#### TASK STATEMENT:
In full and without deviation, reproduce the records that follow.

(Data records for software interfaces)
_ _ _ _ _

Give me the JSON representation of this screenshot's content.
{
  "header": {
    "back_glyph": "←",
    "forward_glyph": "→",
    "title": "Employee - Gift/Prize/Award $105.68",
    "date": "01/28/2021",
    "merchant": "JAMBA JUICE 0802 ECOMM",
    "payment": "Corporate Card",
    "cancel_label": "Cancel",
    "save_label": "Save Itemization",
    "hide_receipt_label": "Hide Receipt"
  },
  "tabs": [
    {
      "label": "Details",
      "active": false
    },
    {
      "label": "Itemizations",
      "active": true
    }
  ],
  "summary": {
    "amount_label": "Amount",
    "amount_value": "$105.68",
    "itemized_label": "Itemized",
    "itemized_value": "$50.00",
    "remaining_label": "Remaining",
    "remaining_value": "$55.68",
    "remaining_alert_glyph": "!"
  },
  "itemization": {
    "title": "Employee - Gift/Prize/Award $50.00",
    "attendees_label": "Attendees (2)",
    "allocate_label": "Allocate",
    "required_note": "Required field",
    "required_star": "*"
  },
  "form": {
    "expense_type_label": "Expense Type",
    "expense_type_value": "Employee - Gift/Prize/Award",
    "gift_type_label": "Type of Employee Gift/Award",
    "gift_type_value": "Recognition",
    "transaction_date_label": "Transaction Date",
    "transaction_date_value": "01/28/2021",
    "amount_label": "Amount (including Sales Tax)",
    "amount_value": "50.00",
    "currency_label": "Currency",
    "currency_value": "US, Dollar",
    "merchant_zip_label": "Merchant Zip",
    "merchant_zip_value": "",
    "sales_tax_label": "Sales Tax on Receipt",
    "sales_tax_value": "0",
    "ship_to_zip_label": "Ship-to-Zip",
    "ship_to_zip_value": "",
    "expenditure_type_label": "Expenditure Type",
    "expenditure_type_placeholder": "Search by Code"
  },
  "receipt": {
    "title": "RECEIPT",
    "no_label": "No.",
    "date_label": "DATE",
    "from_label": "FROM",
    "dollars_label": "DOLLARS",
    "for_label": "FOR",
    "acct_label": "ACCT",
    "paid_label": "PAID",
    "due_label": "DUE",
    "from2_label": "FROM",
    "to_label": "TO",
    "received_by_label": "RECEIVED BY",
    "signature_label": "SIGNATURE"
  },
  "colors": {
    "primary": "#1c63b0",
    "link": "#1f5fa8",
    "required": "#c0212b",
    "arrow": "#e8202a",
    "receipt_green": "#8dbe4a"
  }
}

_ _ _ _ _

#### EXERCISE ANSWER:
Give me the JSON representation of this screenshot's content.
{
  "header": {
    "back_glyph": "←",
    "forward_glyph": "→",
    "title": "Employee - Gift/Prize/Award $105.68",
    "date": "01/28/2021",
    "merchant": "JAMBA JUICE 0802 ECOMM",
    "payment": "Corporate Card",
    "cancel_label": "Cancel",
    "save_label": "Save Itemization",
    "hide_receipt_label": "Hide Receipt"
  },
  "tabs": [
    {
      "label": "Details",
      "active": false
    },
    {
      "label": "Itemizations",
      "active": true
    }
  ],
  "summary": {
    "amount_label": "Amount",
    "amount_value": "$105.68",
    "itemized_label": "Itemized",
    "itemized_value": "$50.00",
    "remaining_label": "Remaining",
    "remaining_value": "$55.68",
    "remaining_alert_glyph": "!"
  },
  "itemization": {
    "title": "Employee - Gift/Prize/Award $50.00",
    "attendees_label": "Attendees (2)",
    "allocate_label": "Allocate",
    "required_note": "Required field",
    "required_star": "*"
  },
  "form": {
    "expense_type_label": "Expense Type",
    "expense_type_value": "Employee - Gift/Prize/Award",
    "gift_type_label": "Type of Employee Gift/Award",
    "gift_type_value": "Recognition",
    "transaction_date_label": "Transaction Date",
    "transaction_date_value": "01/28/2021",
    "amount_label": "Amount (including Sales Tax)",
    "amount_value": "50.00",
    "currency_label": "Currency",
    "currency_value": "US, Dollar",
    "merchant_zip_label": "Merchant Zip",
    "merchant_zip_value": "",
    "sales_tax_label": "Sales Tax on Receipt",
    "sales_tax_value": "0",
    "ship_to_zip_label": "Ship-to-Zip",
    "ship_to_zip_value": "",
    "expenditure_type_label": "Expenditure Type",
    "expenditure_type_placeholder": "Search by Code"
  },
  "receipt": {
    "title": "RECEIPT",
    "no_label": "No.",
    "date_label": "DATE",
    "from_label": "FROM",
    "dollars_label": "DOLLARS",
    "for_label": "FOR",
    "acct_label": "ACCT",
    "paid_label": "PAID",
    "due_label": "DUE",
    "from2_label": "FROM",
    "to_label": "TO",
    "received_by_label": "RECEIVED BY",
    "signature_label": "SIGNATURE"
  },
  "colors": {
    "primary": "#1c63b0",
    "link": "#1f5fa8",
    "required": "#c0212b",
    "arrow": "#e8202a",
    "receipt_green": "#8dbe4a"
  }
}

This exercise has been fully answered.